I decided to see if they would clean my mouth and teeth so I moved closer to the shrimp, took out my regulator and opened my mouth. Sure enough, a couple jumped across to me and entered my mouth. One started crawling inside and presumably cleaning me. All I could feel was as if someone was using a toothpick to run over my face, lips and inside my mouth. When I needed to breathe, I just blow out and they returned to the rock. Amazing!
|A "dancing" shrimp ||A beautiful ribbon eel|
|Clown anemone fish||Soft coral crab|
From here were zig-zagged back up the ridge and saw lots more things. There were spindle cowries on sea whips, featherstars with interesting crabs and many species of nudibranchs. There were also more crabs and shrimps, a small octopus and a large cuttlefish.
After 45 minutes we ended up back near the shore.

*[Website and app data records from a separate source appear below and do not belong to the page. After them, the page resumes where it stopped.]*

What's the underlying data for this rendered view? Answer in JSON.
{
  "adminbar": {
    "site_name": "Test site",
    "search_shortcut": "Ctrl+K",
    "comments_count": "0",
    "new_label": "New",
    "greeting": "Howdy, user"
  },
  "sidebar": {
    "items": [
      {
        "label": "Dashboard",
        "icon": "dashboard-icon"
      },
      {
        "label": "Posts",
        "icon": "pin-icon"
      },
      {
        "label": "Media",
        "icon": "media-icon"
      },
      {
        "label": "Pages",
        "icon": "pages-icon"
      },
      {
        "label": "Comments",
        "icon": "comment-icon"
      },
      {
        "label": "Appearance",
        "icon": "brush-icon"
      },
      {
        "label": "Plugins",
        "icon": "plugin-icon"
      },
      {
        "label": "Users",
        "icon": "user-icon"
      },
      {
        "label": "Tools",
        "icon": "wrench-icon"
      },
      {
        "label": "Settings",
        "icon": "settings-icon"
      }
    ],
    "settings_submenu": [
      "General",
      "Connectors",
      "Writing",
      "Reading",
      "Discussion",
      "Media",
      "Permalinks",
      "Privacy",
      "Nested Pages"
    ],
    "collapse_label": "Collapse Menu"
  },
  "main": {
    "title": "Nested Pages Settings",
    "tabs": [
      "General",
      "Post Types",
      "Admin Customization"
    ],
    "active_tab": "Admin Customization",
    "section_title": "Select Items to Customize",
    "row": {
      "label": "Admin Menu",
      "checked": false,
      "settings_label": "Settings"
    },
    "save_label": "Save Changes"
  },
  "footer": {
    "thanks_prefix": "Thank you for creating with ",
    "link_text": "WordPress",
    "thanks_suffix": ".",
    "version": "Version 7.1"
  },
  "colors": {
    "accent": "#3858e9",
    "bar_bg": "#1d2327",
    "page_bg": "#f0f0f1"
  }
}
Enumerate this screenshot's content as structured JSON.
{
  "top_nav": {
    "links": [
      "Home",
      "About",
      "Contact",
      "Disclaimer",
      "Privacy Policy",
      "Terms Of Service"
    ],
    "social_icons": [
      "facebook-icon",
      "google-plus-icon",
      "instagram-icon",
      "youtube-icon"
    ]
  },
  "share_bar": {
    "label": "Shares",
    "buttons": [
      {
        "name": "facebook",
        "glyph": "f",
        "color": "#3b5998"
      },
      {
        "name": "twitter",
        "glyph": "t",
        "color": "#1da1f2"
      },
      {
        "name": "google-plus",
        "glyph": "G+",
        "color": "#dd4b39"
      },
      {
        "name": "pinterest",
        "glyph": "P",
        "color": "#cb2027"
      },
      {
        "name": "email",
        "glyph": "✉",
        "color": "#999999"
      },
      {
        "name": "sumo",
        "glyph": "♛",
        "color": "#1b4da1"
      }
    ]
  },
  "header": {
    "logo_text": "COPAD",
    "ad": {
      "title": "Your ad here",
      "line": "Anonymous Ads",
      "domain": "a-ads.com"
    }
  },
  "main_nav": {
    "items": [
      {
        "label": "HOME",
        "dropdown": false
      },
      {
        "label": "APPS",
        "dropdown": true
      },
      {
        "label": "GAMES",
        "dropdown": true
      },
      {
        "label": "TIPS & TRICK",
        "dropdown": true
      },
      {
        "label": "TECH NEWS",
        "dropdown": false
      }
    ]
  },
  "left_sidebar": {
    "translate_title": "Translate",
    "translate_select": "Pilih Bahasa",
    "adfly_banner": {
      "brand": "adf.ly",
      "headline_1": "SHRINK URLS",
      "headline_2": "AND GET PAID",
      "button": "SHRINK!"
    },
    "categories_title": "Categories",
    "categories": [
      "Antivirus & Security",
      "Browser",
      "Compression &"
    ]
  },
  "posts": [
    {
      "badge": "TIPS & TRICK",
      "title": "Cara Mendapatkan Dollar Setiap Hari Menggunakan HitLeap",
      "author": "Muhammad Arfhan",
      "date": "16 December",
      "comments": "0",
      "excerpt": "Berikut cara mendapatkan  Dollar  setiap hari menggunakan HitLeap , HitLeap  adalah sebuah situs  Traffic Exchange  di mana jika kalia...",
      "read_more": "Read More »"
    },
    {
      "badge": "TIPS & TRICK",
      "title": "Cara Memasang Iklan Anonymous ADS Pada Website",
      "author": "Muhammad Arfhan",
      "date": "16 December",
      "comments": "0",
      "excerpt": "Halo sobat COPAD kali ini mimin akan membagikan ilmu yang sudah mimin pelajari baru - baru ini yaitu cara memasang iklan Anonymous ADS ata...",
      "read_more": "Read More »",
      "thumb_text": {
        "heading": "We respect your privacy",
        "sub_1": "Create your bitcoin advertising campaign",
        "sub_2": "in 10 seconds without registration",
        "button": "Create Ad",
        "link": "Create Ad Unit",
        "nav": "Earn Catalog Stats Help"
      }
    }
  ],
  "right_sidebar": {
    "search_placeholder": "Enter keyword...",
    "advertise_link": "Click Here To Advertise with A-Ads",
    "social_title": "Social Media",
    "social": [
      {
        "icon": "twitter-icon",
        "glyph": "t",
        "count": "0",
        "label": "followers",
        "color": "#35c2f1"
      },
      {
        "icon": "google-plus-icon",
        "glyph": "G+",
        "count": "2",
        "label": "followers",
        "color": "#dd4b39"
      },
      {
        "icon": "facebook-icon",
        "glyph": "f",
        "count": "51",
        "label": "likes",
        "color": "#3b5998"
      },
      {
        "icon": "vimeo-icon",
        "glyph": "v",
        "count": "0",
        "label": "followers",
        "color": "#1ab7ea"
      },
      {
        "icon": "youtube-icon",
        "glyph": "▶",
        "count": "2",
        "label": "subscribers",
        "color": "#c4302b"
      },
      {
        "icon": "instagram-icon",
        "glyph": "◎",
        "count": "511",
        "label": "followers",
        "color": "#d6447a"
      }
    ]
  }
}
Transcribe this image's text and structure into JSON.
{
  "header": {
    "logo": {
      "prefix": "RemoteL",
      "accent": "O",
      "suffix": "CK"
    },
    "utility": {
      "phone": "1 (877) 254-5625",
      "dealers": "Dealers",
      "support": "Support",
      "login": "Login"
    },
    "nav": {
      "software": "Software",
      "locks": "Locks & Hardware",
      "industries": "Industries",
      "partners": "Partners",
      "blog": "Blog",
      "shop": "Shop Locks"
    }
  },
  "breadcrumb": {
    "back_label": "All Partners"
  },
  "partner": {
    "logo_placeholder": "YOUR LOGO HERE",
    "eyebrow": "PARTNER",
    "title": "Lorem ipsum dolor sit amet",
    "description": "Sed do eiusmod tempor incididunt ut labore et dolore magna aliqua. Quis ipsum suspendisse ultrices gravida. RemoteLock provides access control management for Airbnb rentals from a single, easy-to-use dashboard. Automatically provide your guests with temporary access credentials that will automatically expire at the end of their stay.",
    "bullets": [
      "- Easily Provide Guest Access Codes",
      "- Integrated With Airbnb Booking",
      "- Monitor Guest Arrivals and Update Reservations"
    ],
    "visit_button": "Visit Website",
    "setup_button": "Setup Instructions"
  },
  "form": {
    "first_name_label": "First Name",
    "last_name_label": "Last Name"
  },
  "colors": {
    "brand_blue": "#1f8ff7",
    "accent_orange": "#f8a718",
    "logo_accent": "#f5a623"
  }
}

In this area there are a couple of artificial reefs. One is a drum shaped structure built from reinforcing iron. The other is built in the shape of a single engine airplane. The idea is that broken bits of coral are attached (using twine or cable ties). This ends up growing in size and attaching itself to the iron and then eventually other pieces of coral.
While the iron will end up rusting away, by this time the coral should be so well established that it becomes self-supporting. There is a large amount of coral and other creatures now attached to these structures. The airplane's 'wings' have collapsed and the tips are resting on the sand. There are lots of things living in these reefs, including many firefish.
|Phylidiella pustu||Nembrotha cristata|
|The airplane shaped artificial reef ||The round artificial reef |
This is a very good dive site, well worth doing if you are here. The visibility was probably 30 metres and the water temperature was about 27C and 30C in May.
MORE PHOTOS FROM CORAL GARDENS
Taken May 2023.
Click here to return to the list of sites we did at Tulamben.